When the one hundred members of the U.S. Senate returned to Washington from their weeklong New Year’s vacation on Monday, they put off voting whether to open debate on a measure that would extend federal unemployment benefits. The reason? Seventeen senators were “not present in the chamber” due to the polar vortex wreaking havoc with air travel.
With the frozen 17 back in the saddle on Tuesday, the vote proceeded as scheduled. Many believed that the vote would fall along party lines, leaving the Senate five votes short of the sixty needed to clear the filibuster hurdle. Surprisingly, six Republicans voted in favor of debating the measure. This should provide weeks or even months of spectacle as senators from opposite sides of the aisle duke it out while the potential beneficiaries of the measure continue to enjoy their Christmas present of having their unemployment benefits cut off.

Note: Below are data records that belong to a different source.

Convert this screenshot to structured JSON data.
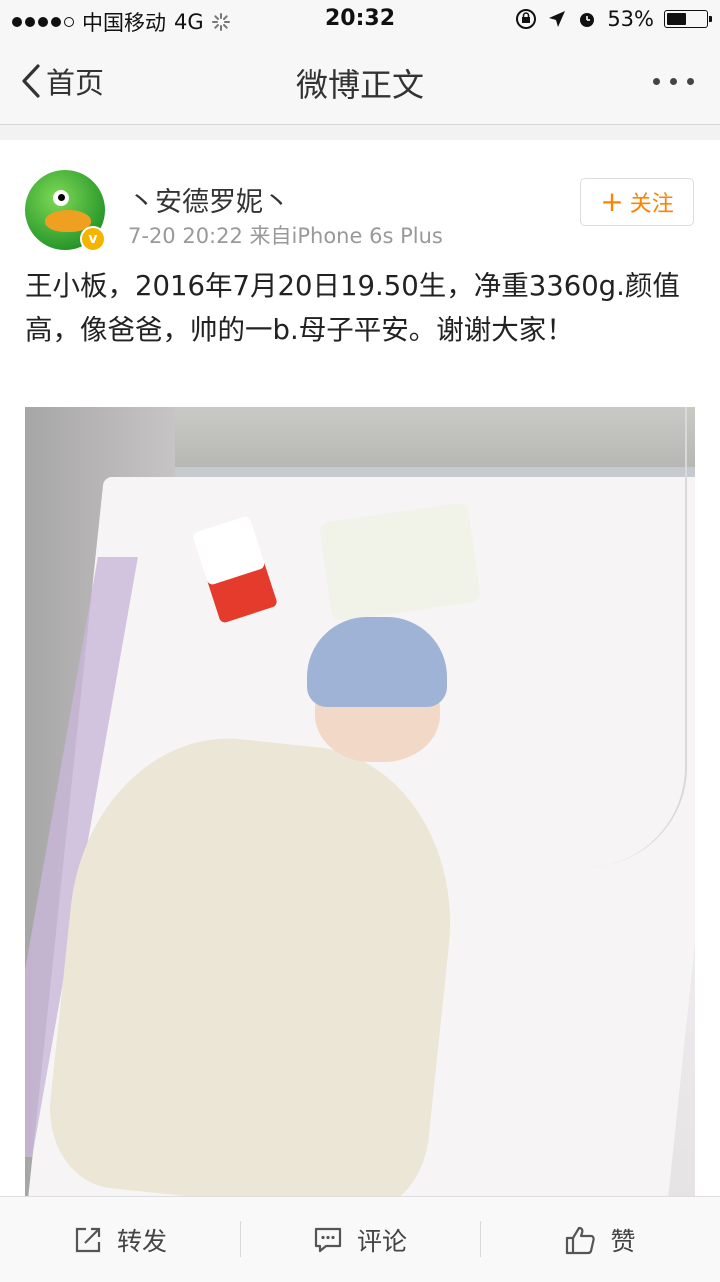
{
  "status_bar": {
    "carrier": "中国移动",
    "network": "4G",
    "time": "20:32",
    "battery_percent": "53%",
    "battery_level": 0.53
  },
  "nav": {
    "back_label": "首页",
    "title": "微博正文"
  },
  "post": {
    "user_name": "丶安德罗妮丶",
    "meta": "7-20 20:22  来自iPhone 6s Plus",
    "follow_label": "关注",
    "follow_plus": "+",
    "verified_badge": "v",
    "text": "王小板，2016年7月20日19.50生，净重3360g.颜值高，像爸爸，帅的一b.母子平安。谢谢大家！"
  },
  "toolbar": {
    "repost_label": "转发",
    "comment_label": "评论",
    "like_label": "赞"
  },
  "colors": {
    "accent": "#ff8200",
    "verified": "#f5b400"
  },
  "icons": [
    "signal-dots-icon",
    "loading-spinner-icon",
    "orientation-lock-icon",
    "location-arrow-icon",
    "alarm-icon",
    "battery-icon",
    "back-chevron-icon",
    "more-dots-icon",
    "repost-icon",
    "comment-icon",
    "like-icon"
  ]
}
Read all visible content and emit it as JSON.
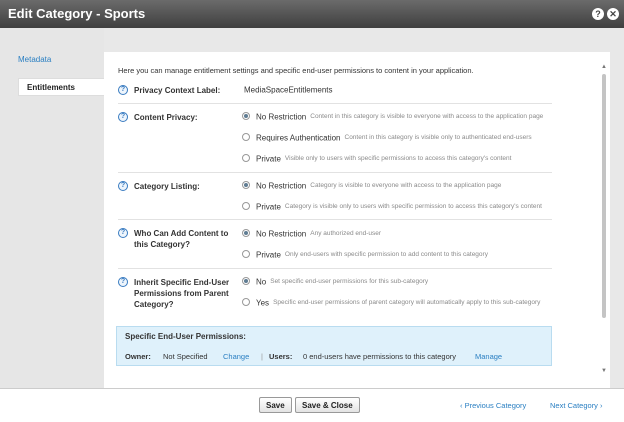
{
  "dialog": {
    "title": "Edit Category - Sports",
    "help_icon": "?",
    "close_icon": "✕"
  },
  "sidebar": {
    "items": [
      {
        "label": "Metadata"
      },
      {
        "label": "Entitlements"
      }
    ]
  },
  "main": {
    "intro": "Here you can manage entitlement settings and specific end-user permissions to content in your application.",
    "privacy_context": {
      "label": "Privacy Context Label:",
      "value": "MediaSpaceEntitlements"
    },
    "content_privacy": {
      "label": "Content Privacy:",
      "options": [
        {
          "name": "No Restriction",
          "desc": "Content in this category is visible to everyone with access to the application page"
        },
        {
          "name": "Requires Authentication",
          "desc": "Content in this category is visible only to authenticated end-users"
        },
        {
          "name": "Private",
          "desc": "Visible only to users with specific permissions to access this category's content"
        }
      ]
    },
    "category_listing": {
      "label": "Category Listing:",
      "options": [
        {
          "name": "No Restriction",
          "desc": "Category is visible to everyone with access to the application page"
        },
        {
          "name": "Private",
          "desc": "Category is visible only to users with specific permission to access this category's content"
        }
      ]
    },
    "add_content": {
      "label_line1": "Who Can Add Content to",
      "label_line2": "this Category?",
      "options": [
        {
          "name": "No Restriction",
          "desc": "Any authorized end-user"
        },
        {
          "name": "Private",
          "desc": "Only end-users with specific permission to add content to this category"
        }
      ]
    },
    "inherit": {
      "label_line1": "Inherit Specific End-User",
      "label_line2": "Permissions from Parent",
      "label_line3": "Category?",
      "options": [
        {
          "name": "No",
          "desc": "Set specific end-user permissions for this sub-category"
        },
        {
          "name": "Yes",
          "desc": "Specific end-user permissions of parent category will automatically apply to this sub-category"
        }
      ]
    },
    "permissions": {
      "header": "Specific End-User Permissions:",
      "owner_label": "Owner:",
      "owner_value": "Not Specified",
      "change_link": "Change",
      "users_label": "Users:",
      "users_value": "0 end-users have permissions to this category",
      "manage_link": "Manage"
    }
  },
  "footer": {
    "save": "Save",
    "save_close": "Save & Close",
    "previous": "Previous Category",
    "next": "Next Category"
  }
}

Even if by some miracle the bill were to pass in both houses of Congress, unemployed Americans would not regain the three or four tiers of federal extension benefits they had received through the third week of December. Quite the contrary. The Emergency Unemployment Compensation Extension Act (S. 1845) would restore only three months of federal unemployment benefits.
The general idea seems to be that passing the bill is a temporary measure that would give Congress another three months to come up with a more permanent answer to the question “just how long should federal unemployment benefits last?” From a Republican point of view, it would also provide Congress with another three months to try to find something else to cut in the federal budget to pay for the measure.
In an editorial published on Tuesday, The New York Times offered its opinion that Congress is putting on a grand show but is not serious about restoring unemployment benefits to those who have been out of work for a long time.
Perhaps the six Republican votes to open debate on the unemployment extension were designed to make the GOP look open-minded on the issue, rather than appearing to be insufferable curmudgeons. After all, the Republican Party has everything to gain and nothing to lose. Agreeing to debate the measure doesn’t mean that those six Republican senators will approve S. 1845 when it finally comes up for a vote. Far from it.
For one thing, midterm congressional elections will be held later this year. Commentator Thomas B. Edsall noted this week that “in close contests, the long-term unemployed, along with their families and their friends, have the power to determine the outcome of those 2014 elections in which a percentage point gained or lost can be decisive.”
Even with Christmas over, Republicans would like to avoid playing the role of Scrooge for as long as they can get away with it. Even House Speaker John Boehner has indicated that he would consider extending benefits for the unemployed if a way can be found to pay for them.
But three months of unemployment benefits will cost somewhere around $6.5 billion. And that’s a lot of cash to find just lying around. It may be next to impossible to get Congress to agree to cut other programs in order to fund unemployment benefits. “The [Republican] demand for a ‘pay for’ is just another way of saying that they aren’t serious about helping those in need,” states the Times editorial.
The losers, of course, are those who have been out of work for more than six months and, despite their best efforts, still can’t find a job.
President Obama continues to urge the two parties in Congress to find sufficient common ground to pass the unemployment extension. In his weekly radio address on Saturday, he cited out-of-work mothers and fathers who are unable to provide their children with even basic necessities thanks to Congress allowing the law to expire last month. “Denying families that security is just plain cruel,” stated the president. “We’re a better country than that. We don’t abandon our fellow Americans when times get tough — we keep the faith with them until they start that new job.”
As to Republican lawmakers in the House and Senate, President Obama’s plea is likely to fall on deaf ears. Should Republicans stand firm in their miserliness, it is imperative that their own plea for our votes likewise fall on deaf ears come November.